Sor María died in 1977 and in 2002 was beatified by Pope John Paul II, a step up the ladder to sainthood.
- Latin America’s first Cabinet minister
Emma Gamboa is a name know to all: her picture was on the ¢10,000 bill until recently, making her the first Latin American woman en to be honored that way. Born in San Ramón in 1901, she studied to be a teacher at the old Normal School in Heredia and at Ohio State University in the United States. She promoted education for everyone and her textbook Paco y Lola, using Costa Rican subjects and themes was the standard reading tool in the schools. As the first education professor at the University of Costa Rica she established the laboratory school for practice teaching.
In the 1930s and 40s she was a leader for women’s right to vote which was granted in 1948. In 1950 she was named Minister of Education, the first woman in Latin America to hold a cabinet position. She died in 1976.
- The fighter
Costa Rican women’s sports have had their share of heroines, such as swimmer Claudia Poll and current boxing phenomenon Hanna Gabriels. The world-champion boxer was born in 1983 to a sporting family. Her father Leslie was both a boxer and soccer player and a brother also played in the national soccer league. Hannah chose boxing and made a name for herself representing Costa Rica in international boxing. She won the middle weight world boxing championship in 2009. In 2013 she lost the championship because of a health problem but came back to win it again in 2014.
Known for her energetic personality and beauty and her interest in helping other, Gabriels is a popular and well known figure.
- The president
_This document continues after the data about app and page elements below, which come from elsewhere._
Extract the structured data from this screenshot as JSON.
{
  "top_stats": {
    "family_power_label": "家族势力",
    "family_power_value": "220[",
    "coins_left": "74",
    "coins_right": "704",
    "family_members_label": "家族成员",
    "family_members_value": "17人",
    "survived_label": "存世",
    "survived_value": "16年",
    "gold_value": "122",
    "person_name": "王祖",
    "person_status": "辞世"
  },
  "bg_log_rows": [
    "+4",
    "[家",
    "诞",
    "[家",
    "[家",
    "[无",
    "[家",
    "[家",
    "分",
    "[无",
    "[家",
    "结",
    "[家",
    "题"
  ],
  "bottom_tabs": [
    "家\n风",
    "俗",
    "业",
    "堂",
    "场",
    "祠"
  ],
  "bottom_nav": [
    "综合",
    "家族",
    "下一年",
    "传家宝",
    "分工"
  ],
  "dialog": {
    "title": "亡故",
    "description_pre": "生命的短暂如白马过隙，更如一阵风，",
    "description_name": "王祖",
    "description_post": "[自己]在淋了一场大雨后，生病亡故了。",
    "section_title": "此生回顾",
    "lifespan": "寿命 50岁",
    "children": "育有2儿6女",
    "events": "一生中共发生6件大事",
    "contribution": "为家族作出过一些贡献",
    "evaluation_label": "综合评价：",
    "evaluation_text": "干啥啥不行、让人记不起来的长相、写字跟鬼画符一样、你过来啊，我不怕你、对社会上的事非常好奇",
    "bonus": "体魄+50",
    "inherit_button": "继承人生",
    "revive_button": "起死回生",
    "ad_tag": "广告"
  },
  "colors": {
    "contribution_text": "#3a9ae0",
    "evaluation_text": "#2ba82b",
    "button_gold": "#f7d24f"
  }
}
Laura Chinchilla Miranda made it to the top in politics at a time when women presidents are still considered a rarity. She was only the eighth women to be president in Latin America. Born in 1959, she grew up in a political home: her father, Rafael Angel Chinchilla, was controller in the 1970s and 80s. Active in the National Liberation Party she held posts as Minister of Justice and Vice President before being elected president in 2010. Her administration advanced anti-crime programs and free-trade agreements, as well as one of her top-priority projects, an effort to create quality daycare centers for the children of working mothers.
The list is far from complete as there are many more women who have contributed to Costa Rica’s history. Who would you choose to add?